| HOW TO COMPLETE THIS TASK |
Count every line in the entries that follow where the word "data" appears, then state only the total.

----

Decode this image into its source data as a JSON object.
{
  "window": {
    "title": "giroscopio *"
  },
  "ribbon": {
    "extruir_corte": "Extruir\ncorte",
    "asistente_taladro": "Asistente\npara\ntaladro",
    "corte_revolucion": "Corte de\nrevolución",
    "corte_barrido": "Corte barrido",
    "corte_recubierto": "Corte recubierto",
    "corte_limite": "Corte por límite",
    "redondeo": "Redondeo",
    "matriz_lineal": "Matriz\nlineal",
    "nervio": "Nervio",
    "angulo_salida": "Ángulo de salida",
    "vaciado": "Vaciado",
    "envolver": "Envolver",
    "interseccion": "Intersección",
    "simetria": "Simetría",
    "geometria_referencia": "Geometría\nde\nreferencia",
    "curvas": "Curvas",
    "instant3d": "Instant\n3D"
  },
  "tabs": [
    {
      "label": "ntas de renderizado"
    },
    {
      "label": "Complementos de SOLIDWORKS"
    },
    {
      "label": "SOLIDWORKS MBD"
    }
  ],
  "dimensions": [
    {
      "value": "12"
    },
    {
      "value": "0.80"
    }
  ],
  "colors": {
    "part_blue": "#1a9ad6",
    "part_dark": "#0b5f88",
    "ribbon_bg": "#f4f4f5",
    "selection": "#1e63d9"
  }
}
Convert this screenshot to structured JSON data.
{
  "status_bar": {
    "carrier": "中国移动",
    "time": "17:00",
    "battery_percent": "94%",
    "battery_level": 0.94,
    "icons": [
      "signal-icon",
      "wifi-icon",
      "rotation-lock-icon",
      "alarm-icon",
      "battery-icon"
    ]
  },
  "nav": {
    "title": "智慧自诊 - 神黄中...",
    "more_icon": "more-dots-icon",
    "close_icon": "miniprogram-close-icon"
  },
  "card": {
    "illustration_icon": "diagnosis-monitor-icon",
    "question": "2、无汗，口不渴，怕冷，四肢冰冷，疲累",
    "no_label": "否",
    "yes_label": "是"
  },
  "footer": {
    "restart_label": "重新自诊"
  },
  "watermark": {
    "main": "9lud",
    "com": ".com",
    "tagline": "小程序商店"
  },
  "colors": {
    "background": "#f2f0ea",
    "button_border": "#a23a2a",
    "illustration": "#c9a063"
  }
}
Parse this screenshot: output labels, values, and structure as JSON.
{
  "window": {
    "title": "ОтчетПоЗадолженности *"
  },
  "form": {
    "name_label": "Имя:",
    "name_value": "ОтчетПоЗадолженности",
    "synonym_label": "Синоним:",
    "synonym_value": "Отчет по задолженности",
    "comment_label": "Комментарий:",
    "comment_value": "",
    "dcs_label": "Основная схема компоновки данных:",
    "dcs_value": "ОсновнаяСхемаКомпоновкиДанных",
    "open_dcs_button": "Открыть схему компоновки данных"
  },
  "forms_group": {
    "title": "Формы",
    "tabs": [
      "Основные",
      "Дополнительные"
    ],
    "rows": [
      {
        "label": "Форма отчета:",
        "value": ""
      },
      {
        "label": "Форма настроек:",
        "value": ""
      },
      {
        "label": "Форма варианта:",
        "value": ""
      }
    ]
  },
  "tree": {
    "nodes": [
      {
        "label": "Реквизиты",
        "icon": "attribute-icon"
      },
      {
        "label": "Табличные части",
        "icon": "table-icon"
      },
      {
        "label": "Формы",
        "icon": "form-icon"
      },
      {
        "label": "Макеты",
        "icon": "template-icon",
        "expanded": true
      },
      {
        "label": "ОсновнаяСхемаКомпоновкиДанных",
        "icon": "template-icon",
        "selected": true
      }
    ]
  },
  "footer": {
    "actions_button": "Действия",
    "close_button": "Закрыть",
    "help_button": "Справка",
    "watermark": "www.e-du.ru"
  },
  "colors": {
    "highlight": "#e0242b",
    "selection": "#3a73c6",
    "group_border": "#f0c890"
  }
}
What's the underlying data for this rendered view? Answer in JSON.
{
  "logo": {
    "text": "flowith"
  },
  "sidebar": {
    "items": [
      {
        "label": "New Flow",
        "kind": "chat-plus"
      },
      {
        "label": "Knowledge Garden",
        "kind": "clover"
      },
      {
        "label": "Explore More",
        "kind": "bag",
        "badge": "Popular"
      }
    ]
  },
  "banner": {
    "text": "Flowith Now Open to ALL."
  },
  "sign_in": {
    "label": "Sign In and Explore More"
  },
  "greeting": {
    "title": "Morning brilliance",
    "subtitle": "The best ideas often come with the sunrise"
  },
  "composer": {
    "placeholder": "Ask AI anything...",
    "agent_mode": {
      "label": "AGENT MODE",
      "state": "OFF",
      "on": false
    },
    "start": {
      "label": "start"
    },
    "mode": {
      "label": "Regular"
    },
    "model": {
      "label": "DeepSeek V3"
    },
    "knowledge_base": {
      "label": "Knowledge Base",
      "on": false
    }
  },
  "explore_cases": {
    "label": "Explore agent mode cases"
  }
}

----

| RESPONSE BOX |
3